Most visitors don’t go to family-owned Mexican restaurants in Andorra. While there, few diners would order ceviche in an oversized goblet and even fewer would back that up with a brave order of nachos stacked with local chorizo. But this is how I met Gaëtan Goron. He’s a journalist from Paris who was covering his first Tour de France and found the driver who delivered the Princeton CarbonWorks to Mathieu van der Poel’s mechanic that helped the Dutch star keep the yellow jersey on the stage 5 time trial at the Tour. But that’s not really the story.
Words & Images by John Summerson
While a large portion of America’s road cycling community can now identify many of the country’s major paved hill climbs, a sizable number of hills remain hidden and a few are unknown to most, essentially brand new. On these pages are five U.S. climbs that, unless you’re living right next to them, you may not be aware they even exist. I think most will be surprised that solid ascents exist in some of these areas; in fact, one of them did not, at least with pavement, until a few years ago. While several are rated Category 1 for difficulty, several others are not quite to that level. However, each is unique and contains several attributes—from isolated locations to great scenery and almost non-existent traffic.
By Sophie Smith
Our great sport really doesn’t help itself sometimes.
The peloton is battered, bruised and missing some of its biggest names after only the first week of the Tour de France, which has been marred by blame-game industry politics and well-documented crashes.
By William Fotheringham

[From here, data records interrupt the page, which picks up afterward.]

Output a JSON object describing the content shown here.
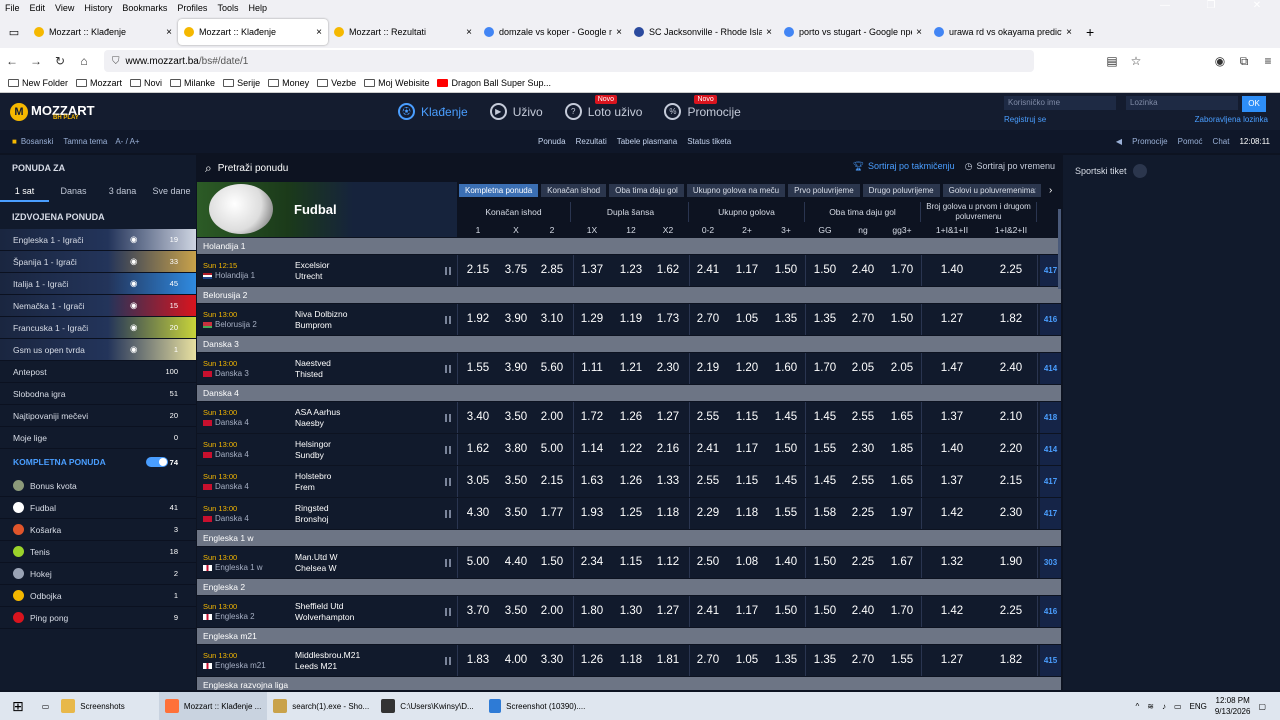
{
  "browser": {
    "menu": [
      "File",
      "Edit",
      "View",
      "History",
      "Bookmarks",
      "Profiles",
      "Tools",
      "Help"
    ],
    "tabs": [
      {
        "title": "Mozzart :: Klađenje",
        "color": "#f5b800"
      },
      {
        "title": "Mozzart :: Klađenje",
        "color": "#f5b800",
        "active": true
      },
      {
        "title": "Mozzart :: Rezultati",
        "color": "#f5b800"
      },
      {
        "title": "domzale vs koper - Google nper",
        "color": "#4285f4"
      },
      {
        "title": "SC Jacksonville - Rhode Island F",
        "color": "#2b4a9e"
      },
      {
        "title": "porto vs stugart - Google nperj",
        "color": "#4285f4"
      },
      {
        "title": "urawa rd vs okayama prediction",
        "color": "#4285f4"
      }
    ],
    "url_host": "www.mozzart.ba",
    "url_path": "/bs#/date/1",
    "bookmarks": [
      "New Folder",
      "Mozzart",
      "Novi",
      "Milanke",
      "Serije",
      "Money",
      "Vezbe",
      "Moj Webisite",
      "Dragon Ball Super Sup..."
    ]
  },
  "site": {
    "logo": "MOZZART",
    "logo_sub": "BH PLAY",
    "nav": [
      {
        "label": "Klađenje",
        "active": true,
        "novo": false
      },
      {
        "label": "Uživo",
        "active": false,
        "novo": false
      },
      {
        "label": "Loto uživo",
        "active": false,
        "novo": true
      },
      {
        "label": "Promocije",
        "active": false,
        "novo": true
      }
    ],
    "novo_label": "Novo",
    "username_placeholder": "Korisničko ime",
    "password_placeholder": "Lozinka",
    "ok": "OK",
    "register": "Registruj se",
    "forgot": "Zaboravljena lozinka",
    "lang": "Bosanski",
    "theme": "Tamna tema",
    "font_size": "A- / A+",
    "subnav": [
      "Ponuda",
      "Rezultati",
      "Tabele plasmana",
      "Status tiketa"
    ],
    "right_links": [
      "Promocije",
      "Pomoć",
      "Chat"
    ],
    "clock": "12:08:11"
  },
  "sidebar": {
    "title": "PONUDA ZA",
    "periods": [
      "1 sat",
      "Danas",
      "3 dana",
      "Sve dane"
    ],
    "featured_title": "IZDVOJENA PONUDA",
    "featured": [
      {
        "label": "Engleska 1 - Igrači",
        "count": "19"
      },
      {
        "label": "Španija 1 - Igrači",
        "count": "33"
      },
      {
        "label": "Italija 1 - Igrači",
        "count": "45"
      },
      {
        "label": "Nemačka 1 - Igrači",
        "count": "15"
      },
      {
        "label": "Francuska 1 - Igrači",
        "count": "20"
      },
      {
        "label": "Gsm us open tvrda",
        "count": "1"
      },
      {
        "label": "Antepost",
        "count": "100"
      },
      {
        "label": "Slobodna igra",
        "count": "51"
      },
      {
        "label": "Najtipovaniji mečevi",
        "count": "20"
      },
      {
        "label": "Moje lige",
        "count": "0"
      }
    ],
    "full_title": "KOMPLETNA PONUDA",
    "full_count": "74",
    "sports": [
      {
        "label": "Bonus kvota",
        "count": "",
        "color": "#8c9a7a"
      },
      {
        "label": "Fudbal",
        "count": "41",
        "color": "#ffffff"
      },
      {
        "label": "Košarka",
        "count": "3",
        "color": "#e0552b"
      },
      {
        "label": "Tenis",
        "count": "18",
        "color": "#9bd32b"
      },
      {
        "label": "Hokej",
        "count": "2",
        "color": "#9aa3b5"
      },
      {
        "label": "Odbojka",
        "count": "1",
        "color": "#f5b800"
      },
      {
        "label": "Ping pong",
        "count": "9",
        "color": "#d9141e"
      }
    ]
  },
  "main": {
    "search": "Pretraži ponudu",
    "sort1": "Sortiraj po takmičenju",
    "sort2": "Sortiraj po vremenu",
    "sport": "Fudbal",
    "markets": [
      "Kompletna ponuda",
      "Konačan ishod",
      "Oba tima daju gol",
      "Ukupno golova na meču",
      "Prvo poluvrijeme",
      "Drugo poluvrijeme",
      "Golovi u poluvremenima"
    ],
    "groups": [
      "Konačan ishod",
      "Dupla šansa",
      "Ukupno golova",
      "Oba tima daju gol",
      "Broj golova u prvom i drugom poluvremenu"
    ],
    "cols": [
      "1",
      "X",
      "2",
      "1X",
      "12",
      "X2",
      "0-2",
      "2+",
      "3+",
      "GG",
      "ng",
      "gg3+",
      "1+I&1+II",
      "1+I&2+II"
    ],
    "leagues": [
      {
        "name": "Holandija 1",
        "events": [
          {
            "time": "Sun 12:15",
            "league": "Holandija 1",
            "flag": "nl",
            "home": "Excelsior",
            "away": "Utrecht",
            "odds": [
              "2.15",
              "3.75",
              "2.85",
              "1.37",
              "1.23",
              "1.62",
              "2.41",
              "1.17",
              "1.50",
              "1.50",
              "2.40",
              "1.70",
              "1.40",
              "2.25"
            ],
            "more": "417"
          }
        ]
      },
      {
        "name": "Belorusija 2",
        "events": [
          {
            "time": "Sun 13:00",
            "league": "Belorusija 2",
            "flag": "by",
            "home": "Niva Dolbizno",
            "away": "Bumprom",
            "odds": [
              "1.92",
              "3.90",
              "3.10",
              "1.29",
              "1.19",
              "1.73",
              "2.70",
              "1.05",
              "1.35",
              "1.35",
              "2.70",
              "1.50",
              "1.27",
              "1.82"
            ],
            "more": "416"
          }
        ]
      },
      {
        "name": "Danska 3",
        "events": [
          {
            "time": "Sun 13:00",
            "league": "Danska 3",
            "flag": "dk",
            "home": "Naestved",
            "away": "Thisted",
            "odds": [
              "1.55",
              "3.90",
              "5.60",
              "1.11",
              "1.21",
              "2.30",
              "2.19",
              "1.20",
              "1.60",
              "1.70",
              "2.05",
              "2.05",
              "1.47",
              "2.40"
            ],
            "more": "414"
          }
        ]
      },
      {
        "name": "Danska 4",
        "events": [
          {
            "time": "Sun 13:00",
            "league": "Danska 4",
            "flag": "dk",
            "home": "ASA Aarhus",
            "away": "Naesby",
            "odds": [
              "3.40",
              "3.50",
              "2.00",
              "1.72",
              "1.26",
              "1.27",
              "2.55",
              "1.15",
              "1.45",
              "1.45",
              "2.55",
              "1.65",
              "1.37",
              "2.10"
            ],
            "more": "418"
          },
          {
            "time": "Sun 13:00",
            "league": "Danska 4",
            "flag": "dk",
            "home": "Helsingor",
            "away": "Sundby",
            "odds": [
              "1.62",
              "3.80",
              "5.00",
              "1.14",
              "1.22",
              "2.16",
              "2.41",
              "1.17",
              "1.50",
              "1.55",
              "2.30",
              "1.85",
              "1.40",
              "2.20"
            ],
            "more": "414"
          },
          {
            "time": "Sun 13:00",
            "league": "Danska 4",
            "flag": "dk",
            "home": "Holstebro",
            "away": "Frem",
            "odds": [
              "3.05",
              "3.50",
              "2.15",
              "1.63",
              "1.26",
              "1.33",
              "2.55",
              "1.15",
              "1.45",
              "1.45",
              "2.55",
              "1.65",
              "1.37",
              "2.15"
            ],
            "more": "417"
          },
          {
            "time": "Sun 13:00",
            "league": "Danska 4",
            "flag": "dk",
            "home": "Ringsted",
            "away": "Bronshoj",
            "odds": [
              "4.30",
              "3.50",
              "1.77",
              "1.93",
              "1.25",
              "1.18",
              "2.29",
              "1.18",
              "1.55",
              "1.58",
              "2.25",
              "1.97",
              "1.42",
              "2.30"
            ],
            "more": "417"
          }
        ]
      },
      {
        "name": "Engleska 1 w",
        "events": [
          {
            "time": "Sun 13:00",
            "league": "Engleska 1 w",
            "flag": "en",
            "home": "Man.Utd W",
            "away": "Chelsea W",
            "odds": [
              "5.00",
              "4.40",
              "1.50",
              "2.34",
              "1.15",
              "1.12",
              "2.50",
              "1.08",
              "1.40",
              "1.50",
              "2.25",
              "1.67",
              "1.32",
              "1.90"
            ],
            "more": "303"
          }
        ]
      },
      {
        "name": "Engleska 2",
        "events": [
          {
            "time": "Sun 13:00",
            "league": "Engleska 2",
            "flag": "en",
            "home": "Sheffield Utd",
            "away": "Wolverhampton",
            "odds": [
              "3.70",
              "3.50",
              "2.00",
              "1.80",
              "1.30",
              "1.27",
              "2.41",
              "1.17",
              "1.50",
              "1.50",
              "2.40",
              "1.70",
              "1.42",
              "2.25"
            ],
            "more": "416"
          }
        ]
      },
      {
        "name": "Engleska m21",
        "events": [
          {
            "time": "Sun 13:00",
            "league": "Engleska m21",
            "flag": "en",
            "home": "Middlesbrou.M21",
            "away": "Leeds M21",
            "odds": [
              "1.83",
              "4.00",
              "3.30",
              "1.26",
              "1.18",
              "1.81",
              "2.70",
              "1.05",
              "1.35",
              "1.35",
              "2.70",
              "1.55",
              "1.27",
              "1.82"
            ],
            "more": "415"
          }
        ]
      },
      {
        "name": "Engleska razvojna liga",
        "events": []
      }
    ]
  },
  "right": {
    "title": "Sportski tiket"
  },
  "taskbar": {
    "items": [
      "Screenshots",
      "Mozzart :: Klađenje ...",
      "search(1).exe - Sho...",
      "C:\\Users\\Kwinsy\\D...",
      "Screenshot (10390)...."
    ],
    "lang": "ENG",
    "time": "12:08 PM",
    "date": "9/13/2026"
  }
}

From Pogačar and Cavendish to underperforming teams to crashes, William Fotheringham recaps all the memorable moments of this year’s Tour de France.